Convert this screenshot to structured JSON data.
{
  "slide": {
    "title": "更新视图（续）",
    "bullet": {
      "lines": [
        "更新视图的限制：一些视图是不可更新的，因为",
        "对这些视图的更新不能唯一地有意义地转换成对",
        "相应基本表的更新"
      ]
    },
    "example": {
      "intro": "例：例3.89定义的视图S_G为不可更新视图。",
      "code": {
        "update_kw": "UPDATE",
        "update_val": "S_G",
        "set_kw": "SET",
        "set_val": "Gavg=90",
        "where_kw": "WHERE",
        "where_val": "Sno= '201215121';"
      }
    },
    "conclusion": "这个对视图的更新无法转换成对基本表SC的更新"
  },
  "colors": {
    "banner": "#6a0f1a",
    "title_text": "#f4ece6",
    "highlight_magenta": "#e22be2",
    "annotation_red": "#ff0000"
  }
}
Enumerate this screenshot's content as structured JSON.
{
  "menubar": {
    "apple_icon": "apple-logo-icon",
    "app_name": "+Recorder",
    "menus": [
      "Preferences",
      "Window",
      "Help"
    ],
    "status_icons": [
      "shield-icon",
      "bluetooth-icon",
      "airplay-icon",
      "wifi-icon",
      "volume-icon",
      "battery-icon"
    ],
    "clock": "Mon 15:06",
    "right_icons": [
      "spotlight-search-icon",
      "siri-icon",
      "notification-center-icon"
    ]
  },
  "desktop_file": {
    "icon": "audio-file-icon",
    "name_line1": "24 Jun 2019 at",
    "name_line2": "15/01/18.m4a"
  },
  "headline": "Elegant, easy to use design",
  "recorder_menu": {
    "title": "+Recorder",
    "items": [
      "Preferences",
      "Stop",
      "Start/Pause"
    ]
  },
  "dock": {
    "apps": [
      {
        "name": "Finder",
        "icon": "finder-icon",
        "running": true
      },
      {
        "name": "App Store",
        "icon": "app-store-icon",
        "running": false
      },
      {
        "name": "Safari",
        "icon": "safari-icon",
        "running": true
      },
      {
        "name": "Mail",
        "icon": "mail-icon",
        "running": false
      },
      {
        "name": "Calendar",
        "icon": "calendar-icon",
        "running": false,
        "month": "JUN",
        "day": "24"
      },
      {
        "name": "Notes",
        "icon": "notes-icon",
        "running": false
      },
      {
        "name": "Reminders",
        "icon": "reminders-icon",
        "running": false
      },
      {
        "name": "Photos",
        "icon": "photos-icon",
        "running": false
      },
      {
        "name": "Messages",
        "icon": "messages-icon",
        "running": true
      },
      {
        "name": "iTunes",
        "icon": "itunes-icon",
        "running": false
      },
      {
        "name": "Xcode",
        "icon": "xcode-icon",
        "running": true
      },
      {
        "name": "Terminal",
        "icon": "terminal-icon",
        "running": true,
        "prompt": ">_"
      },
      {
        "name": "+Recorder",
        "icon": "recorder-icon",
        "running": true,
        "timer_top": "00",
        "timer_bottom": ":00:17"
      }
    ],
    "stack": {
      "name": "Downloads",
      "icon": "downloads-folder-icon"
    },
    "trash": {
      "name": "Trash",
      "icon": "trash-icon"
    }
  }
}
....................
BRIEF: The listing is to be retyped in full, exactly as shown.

RESULT:
Convert this screenshot to structured JSON data.
{
  "slide": {
    "title": "更新视图（续）",
    "bullet": {
      "lines": [
        "更新视图的限制：一些视图是不可更新的，因为",
        "对这些视图的更新不能唯一地有意义地转换成对",
        "相应基本表的更新"
      ]
    },
    "example": {
      "intro": "例：例3.89定义的视图S_G为不可更新视图。",
      "code": {
        "update_kw": "UPDATE",
        "update_val": "S_G",
        "set_kw": "SET",
        "set_val": "Gavg=90",
        "where_kw": "WHERE",
        "where_val": "Sno= '201215121';"
      }
    },
    "conclusion": "这个对视图的更新无法转换成对基本表SC的更新"
  },
  "colors": {
    "banner": "#6a0f1a",
    "title_text": "#f4ece6",
    "highlight_magenta": "#e22be2",
    "annotation_red": "#ff0000"
  }
}
Enumerate this screenshot's content as structured JSON.
{
  "menubar": {
    "apple_icon": "apple-logo-icon",
    "app_name": "+Recorder",
    "menus": [
      "Preferences",
      "Window",
      "Help"
    ],
    "status_icons": [
      "shield-icon",
      "bluetooth-icon",
      "airplay-icon",
      "wifi-icon",
      "volume-icon",
      "battery-icon"
    ],
    "clock": "Mon 15:06",
    "right_icons": [
      "spotlight-search-icon",
      "siri-icon",
      "notification-center-icon"
    ]
  },
  "desktop_file": {
    "icon": "audio-file-icon",
    "name_line1": "24 Jun 2019 at",
    "name_line2": "15/01/18.m4a"
  },
  "headline": "Elegant, easy to use design",
  "recorder_menu": {
    "title": "+Recorder",
    "items": [
      "Preferences",
      "Stop",
      "Start/Pause"
    ]
  },
  "dock": {
    "apps": [
      {
        "name": "Finder",
        "icon": "finder-icon",
        "running": true
      },
      {
        "name": "App Store",
        "icon": "app-store-icon",
        "running": false
      },
      {
        "name": "Safari",
        "icon": "safari-icon",
        "running": true
      },
      {
        "name": "Mail",
        "icon": "mail-icon",
        "running": false
      },
      {
        "name": "Calendar",
        "icon": "calendar-icon",
        "running": false,
        "month": "JUN",
        "day": "24"
      },
      {
        "name": "Notes",
        "icon": "notes-icon",
        "running": false
      },
      {
        "name": "Reminders",
        "icon": "reminders-icon",
        "running": false
      },
      {
        "name": "Photos",
        "icon": "photos-icon",
        "running": false
      },
      {
        "name": "Messages",
        "icon": "messages-icon",
        "running": true
      },
      {
        "name": "iTunes",
        "icon": "itunes-icon",
        "running": false
      },
      {
        "name": "Xcode",
        "icon": "xcode-icon",
        "running": true
      },
      {
        "name": "Terminal",
        "icon": "terminal-icon",
        "running": true,
        "prompt": ">_"
      },
      {
        "name": "+Recorder",
        "icon": "recorder-icon",
        "running": true,
        "timer_top": "00",
        "timer_bottom": ":00:17"
      }
    ],
    "stack": {
      "name": "Downloads",
      "icon": "downloads-folder-icon"
    },
    "trash": {
      "name": "Trash",
      "icon": "trash-icon"
    }
  }
}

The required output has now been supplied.